NEW YORK – The coronavirus outbreak has fueled attempts to ban abortions in some states, but providers where the procedure remains available report increased demand, often from women distraught over economic stress and health concerns linked to the pandemic.
“The calls we’ve been getting are frantic,” said Julie Burkhart, who manages clinics in Wichita, Kansas, and Oklahoma City. “We’ve seen more women coming sooner than they would have because they’re scared they won’t be able to access the services later.”
The State’s Ban Isn’t Stopping Texans From Getting Abortions
The order from Governor Greg Abbott, closing abortion clinics through April 21, has sent many out of state to seek the procedure—in the middle of the COVID-19 pandemic.
By Arielle Avila
Apr 13, 2020
Update: On Thursday evening, federal judge Lee Yeakel blocked parts of the state's temporary abortion ban, allowing clinics to legally offer certain abortion procedures. On Friday, the Fifth Circuit Court of Appeals reinstated the ban, with limited exceptions.

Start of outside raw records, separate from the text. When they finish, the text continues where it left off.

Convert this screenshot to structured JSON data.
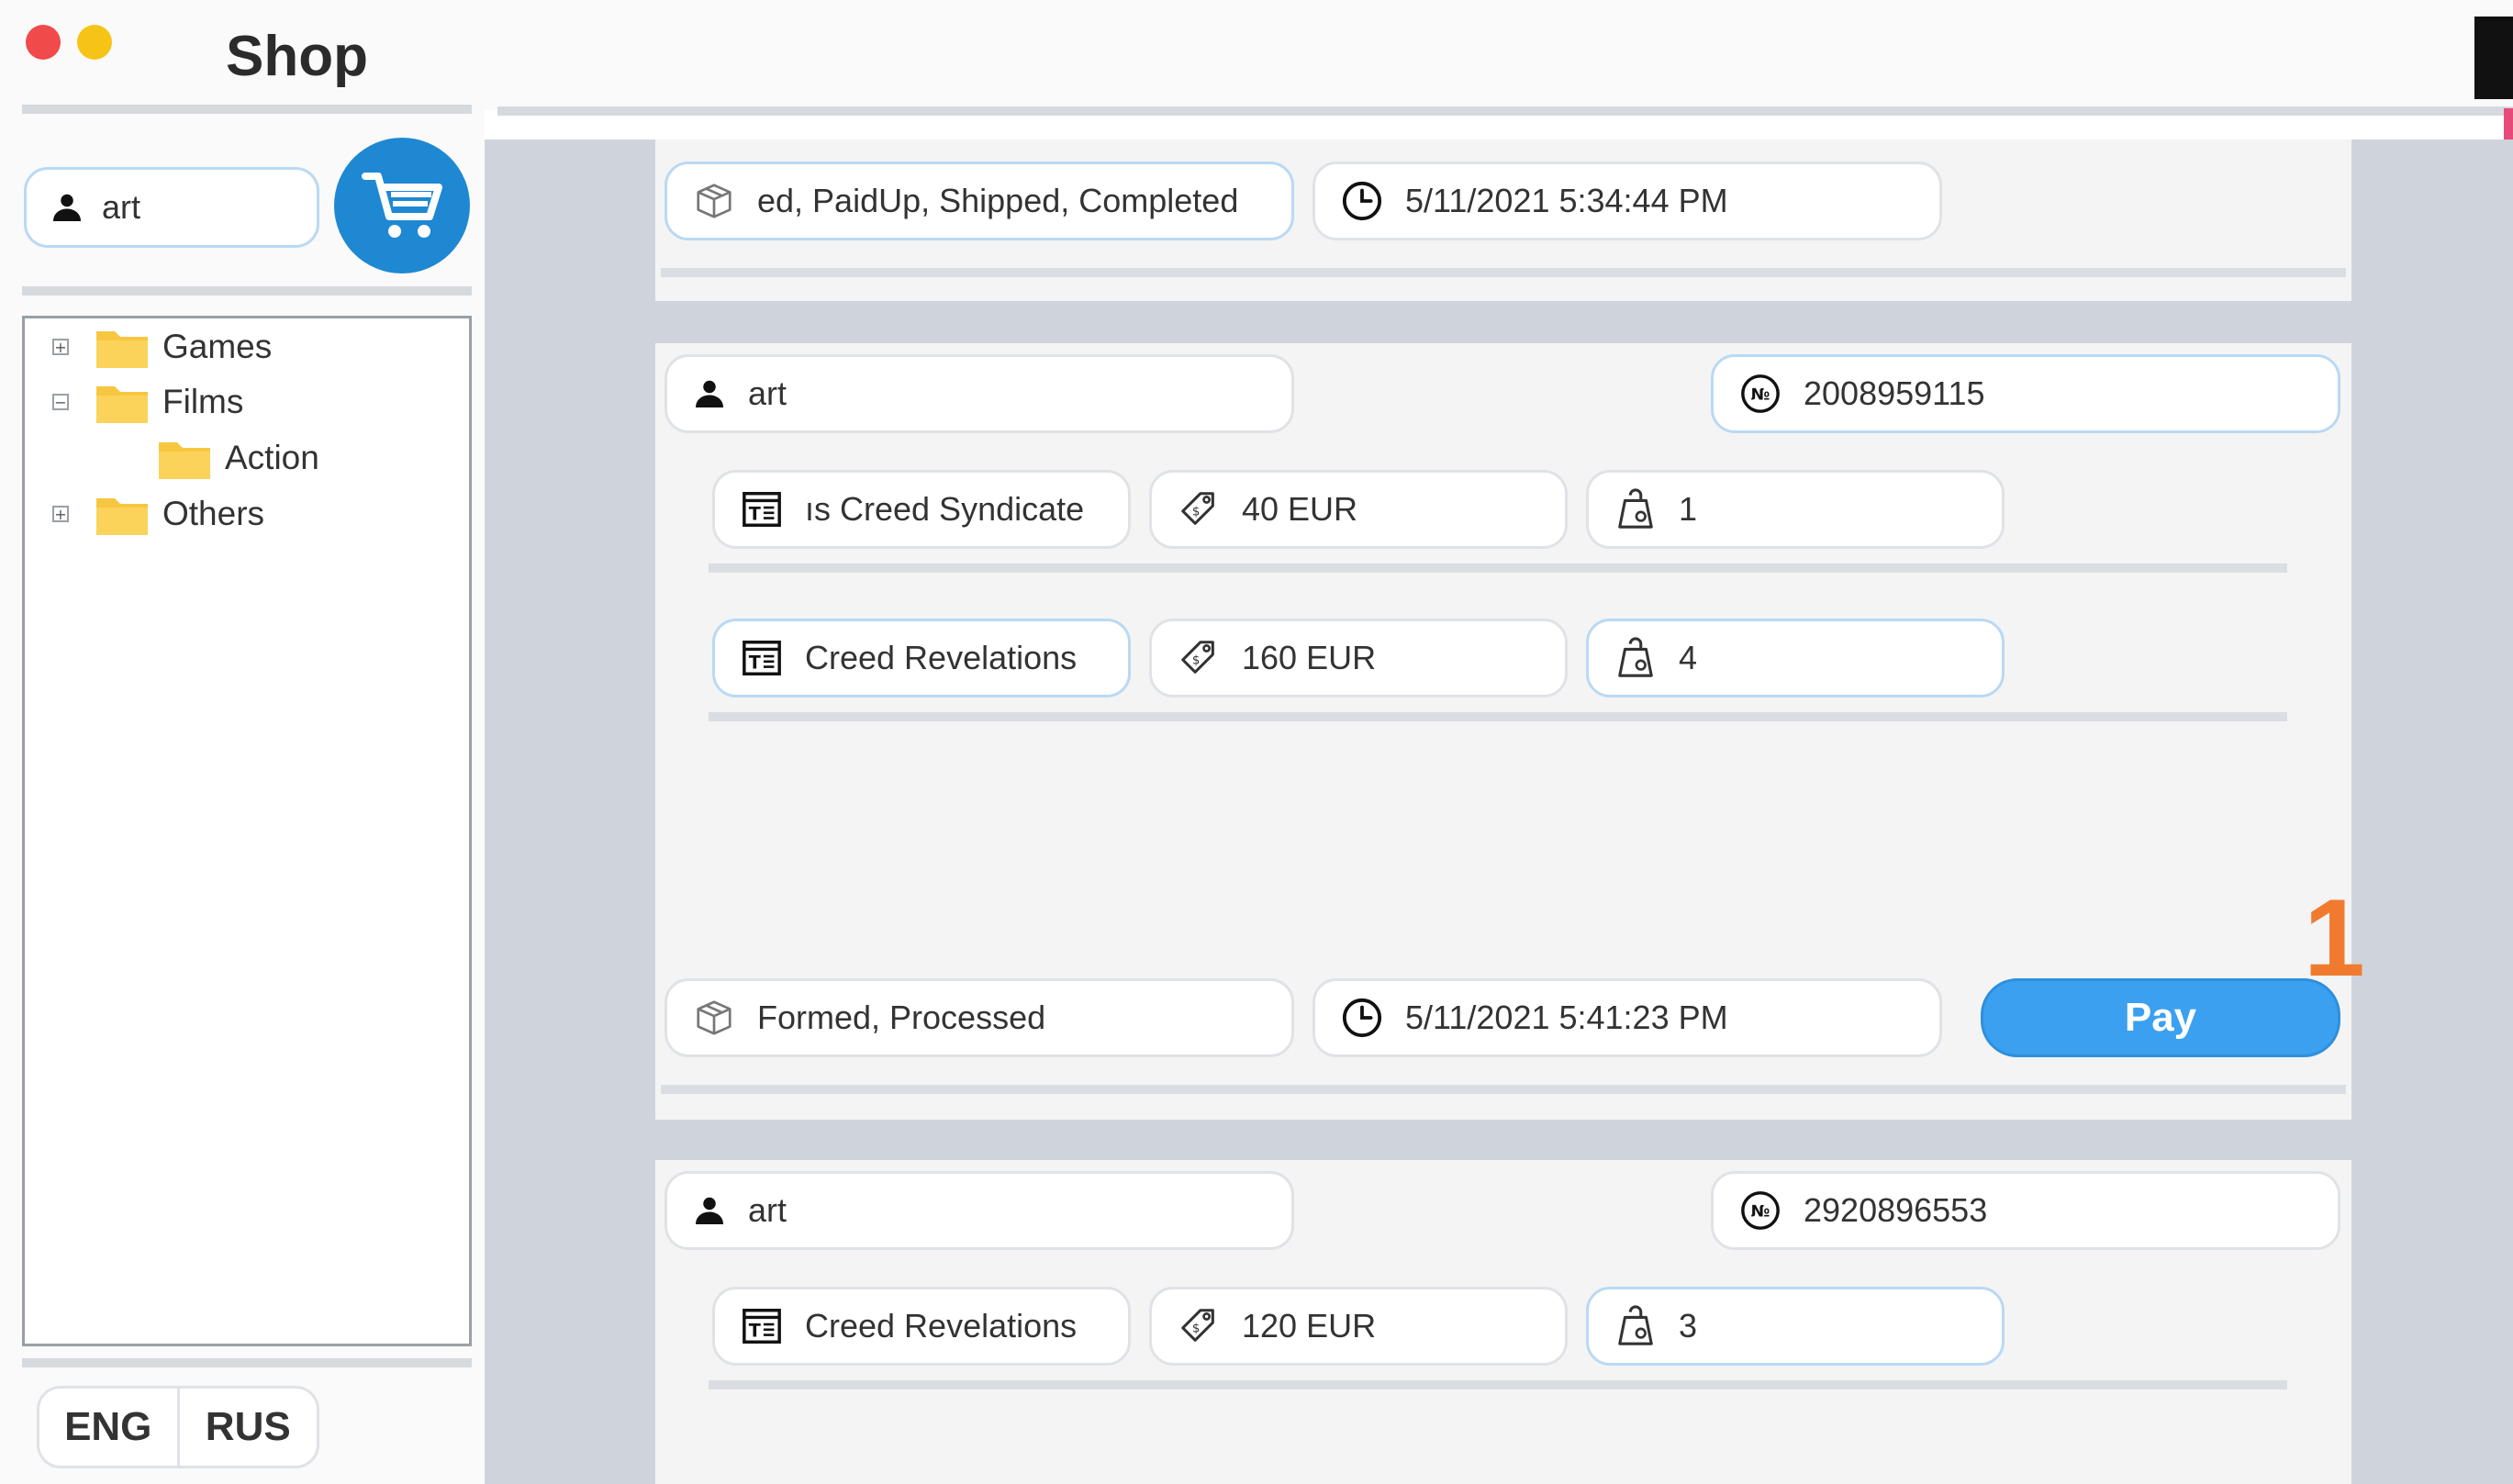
{
  "window": {
    "title": "Shop"
  },
  "sidebar": {
    "user_name": "art",
    "tree": [
      {
        "label": "Games",
        "toggle": "+"
      },
      {
        "label": "Films",
        "toggle": "−"
      },
      {
        "label": "Action",
        "toggle": ""
      },
      {
        "label": "Others",
        "toggle": "+"
      }
    ],
    "languages": [
      "ENG",
      "RUS"
    ]
  },
  "orders": [
    {
      "status": "ed, PaidUp, Shipped, Completed",
      "datetime": "5/11/2021 5:34:44 PM"
    },
    {
      "user": "art",
      "number": "2008959115",
      "items": [
        {
          "name": "ıs Creed Syndicate",
          "price": "40 EUR",
          "quantity": "1"
        },
        {
          "name": "Creed Revelations",
          "price": "160 EUR",
          "quantity": "4"
        }
      ],
      "status": "Formed, Processed",
      "datetime": "5/11/2021 5:41:23 PM",
      "pay_label": "Pay"
    },
    {
      "user": "art",
      "number": "2920896553",
      "items": [
        {
          "name": "Creed Revelations",
          "price": "120 EUR",
          "quantity": "3"
        }
      ]
    }
  ],
  "annotation": "1",
  "icons": {
    "user": "user-icon",
    "cart": "cart-icon",
    "folder": "folder-icon",
    "status": "box-icon",
    "time": "clock-icon",
    "number": "number-icon",
    "product": "product-icon",
    "price": "price-tag-icon",
    "quantity": "weight-icon"
  },
  "colors": {
    "accent": "#1e88d2",
    "pay": "#3ba0ef",
    "annotation": "#f07b2e",
    "field_border_focus": "#b9d9f4",
    "folder": "#f7c640"
  }
}
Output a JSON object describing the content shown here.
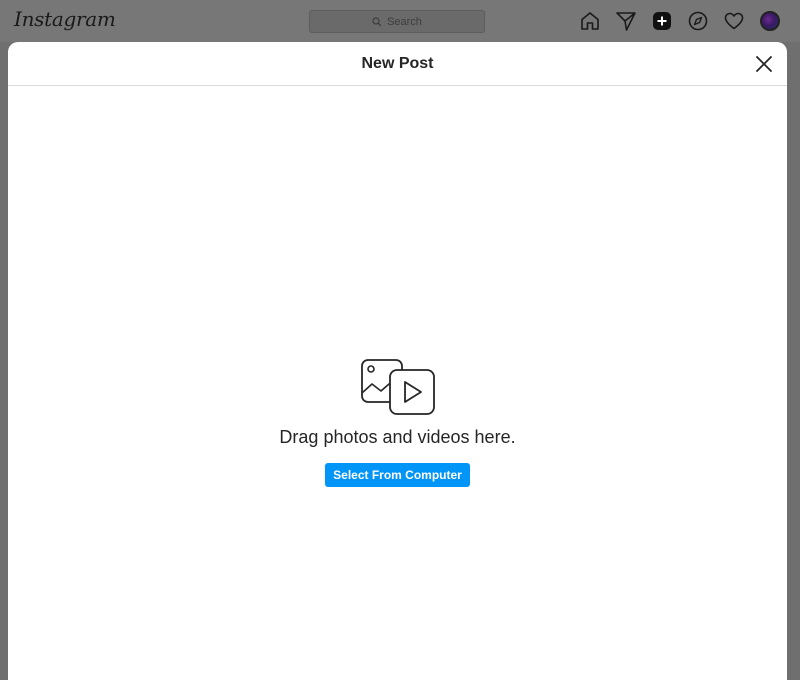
{
  "topbar": {
    "logo_text": "Instagram",
    "search": {
      "placeholder": "Search",
      "icon": "search-icon"
    },
    "nav_icons": [
      "home-icon",
      "direct-icon",
      "new-post-icon",
      "explore-icon",
      "heart-icon",
      "avatar"
    ]
  },
  "modal": {
    "title": "New Post",
    "close_icon": "close-icon",
    "upload": {
      "icon": "photo-video-icon",
      "message": "Drag photos and videos here.",
      "button_label": "Select From Computer"
    }
  },
  "colors": {
    "accent": "#0095f6",
    "overlay": "#6f6f6f",
    "modal_background": "#ffffff",
    "text": "#262626"
  }
}
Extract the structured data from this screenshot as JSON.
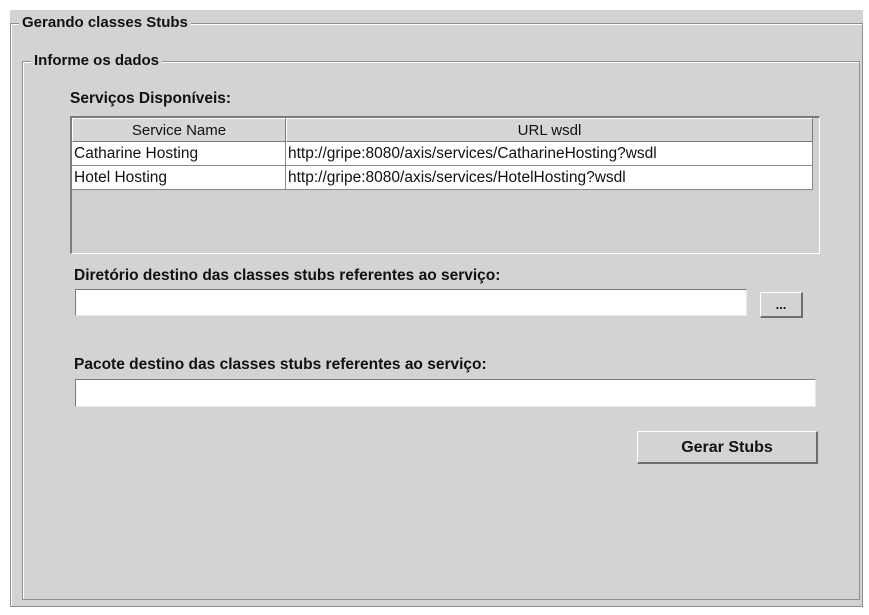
{
  "outer_group": {
    "title": "Gerando classes Stubs"
  },
  "inner_group": {
    "title": "Informe os dados"
  },
  "services": {
    "label": "Serviços Disponíveis:",
    "columns": [
      "Service Name",
      "URL wsdl"
    ],
    "rows": [
      [
        "Catharine Hosting",
        "http://gripe:8080/axis/services/CatharineHosting?wsdl"
      ],
      [
        "Hotel Hosting",
        "http://gripe:8080/axis/services/HotelHosting?wsdl"
      ]
    ]
  },
  "directory": {
    "label": "Diretório destino das classes stubs referentes ao serviço:",
    "value": "",
    "browse_label": "..."
  },
  "package": {
    "label": "Pacote destino das classes stubs referentes ao serviço:",
    "value": ""
  },
  "actions": {
    "generate_label": "Gerar Stubs"
  }
}
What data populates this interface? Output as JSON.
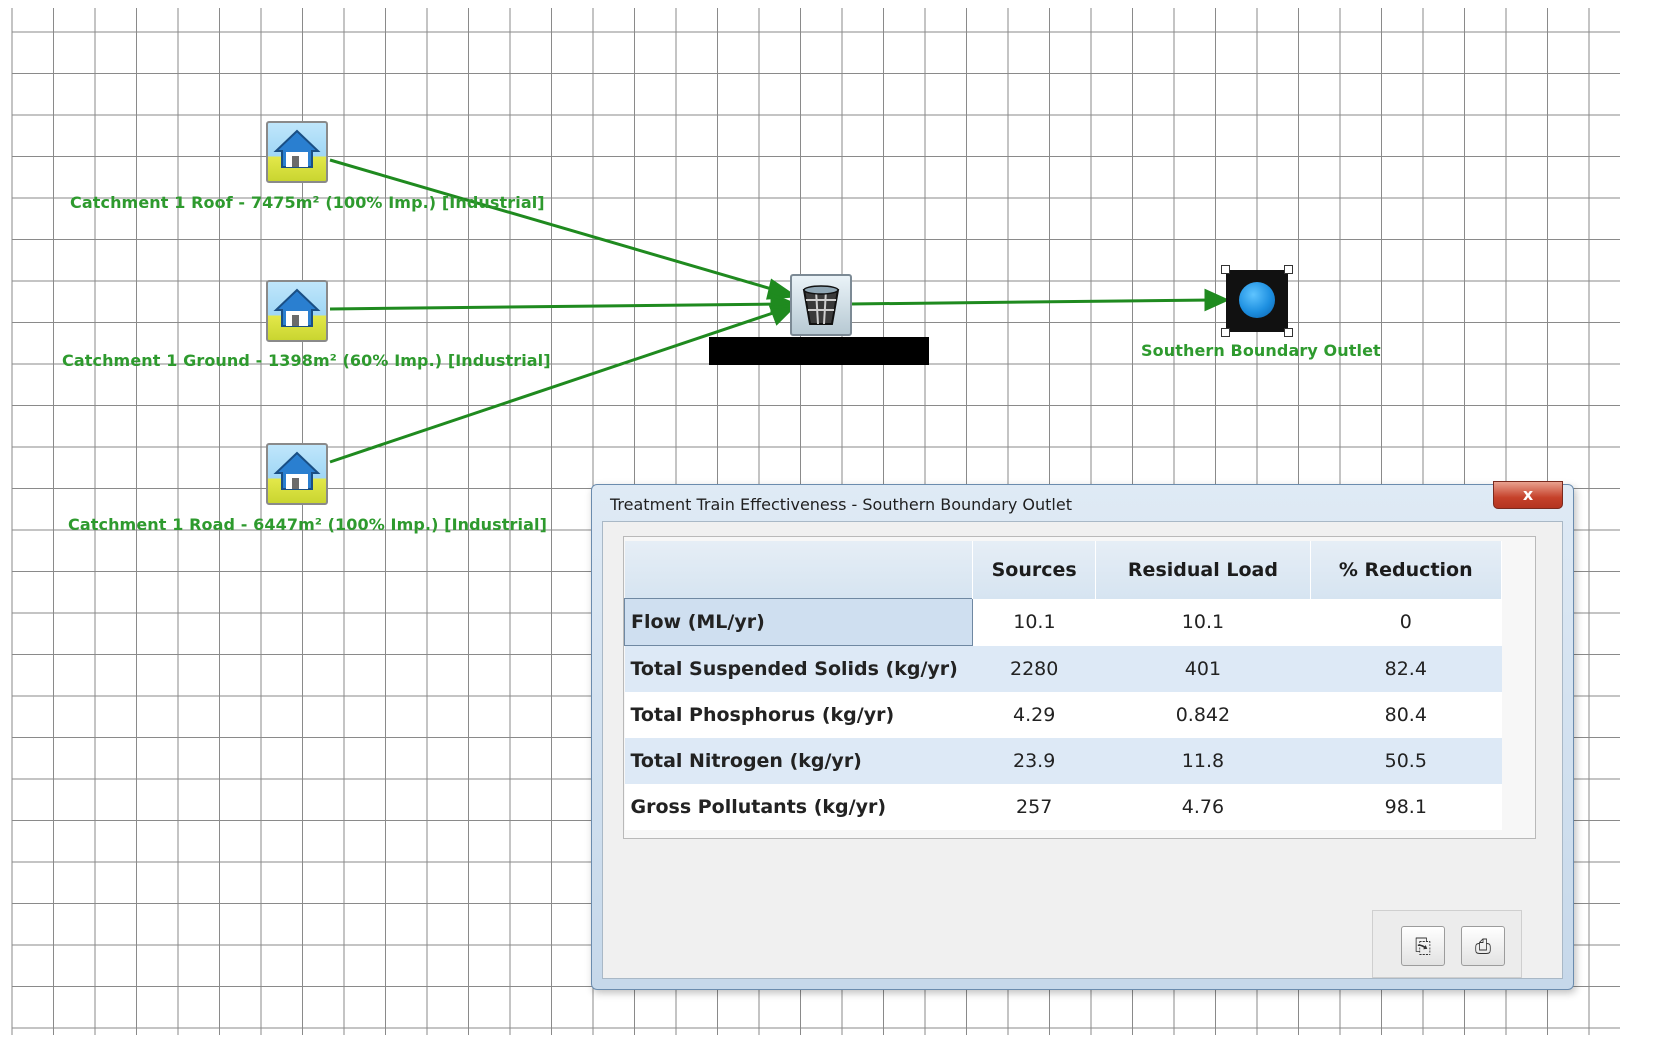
{
  "canvas": {
    "nodes": [
      {
        "label": "Catchment 1 Roof - 7475m² (100% Imp.) [Industrial]",
        "icon": "house-icon"
      },
      {
        "label": "Catchment 1 Ground - 1398m² (60% Imp.) [Industrial]",
        "icon": "house-icon"
      },
      {
        "label": "Catchment 1 Road - 6447m² (100% Imp.) [Industrial]",
        "icon": "house-icon"
      },
      {
        "label": "",
        "icon": "treatment-node-icon"
      },
      {
        "label": "Southern Boundary Outlet",
        "icon": "outlet-node-icon"
      }
    ],
    "link_color": "#1f8a1f",
    "label_color": "#2e9a2e"
  },
  "dialog": {
    "title": "Treatment Train Effectiveness - Southern Boundary Outlet",
    "close_label": "x",
    "columns": [
      "",
      "Sources",
      "Residual Load",
      "% Reduction"
    ],
    "rows": [
      {
        "label": "Flow (ML/yr)",
        "sources": "10.1",
        "residual": "10.1",
        "reduction": "0"
      },
      {
        "label": "Total Suspended Solids (kg/yr)",
        "sources": "2280",
        "residual": "401",
        "reduction": "82.4"
      },
      {
        "label": "Total Phosphorus (kg/yr)",
        "sources": "4.29",
        "residual": "0.842",
        "reduction": "80.4"
      },
      {
        "label": "Total Nitrogen (kg/yr)",
        "sources": "23.9",
        "residual": "11.8",
        "reduction": "50.5"
      },
      {
        "label": "Gross Pollutants (kg/yr)",
        "sources": "257",
        "residual": "4.76",
        "reduction": "98.1"
      }
    ],
    "buttons": [
      {
        "icon": "copy-icon",
        "glyph": "⎘"
      },
      {
        "icon": "print-icon",
        "glyph": "⎙"
      }
    ]
  }
}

More than one hundred patients at Whole Woman’s Health facilities in Texas were turned away on March 31 for appointments that some had scheduled the day before. The morning of the 31st, the U.S. Fifth Circuit Court of Appeals had ruled that an executive order banning abortion during the coronavirus outbreak could remain in place, reversing a federal judge’s block of it, meaning that many who hours before thought they could go through with their appointments now could not. According to Amy Hagstrom Miller, CEO and president of the organization, patients were begging, often in desperation, to see the clinicians. But with the order back in place, there was nothing doctors could do except provide funds for some patients to fly to get their abortions out of state, increasing their risk of being exposed to the coronavirus or unwittingly exposing others.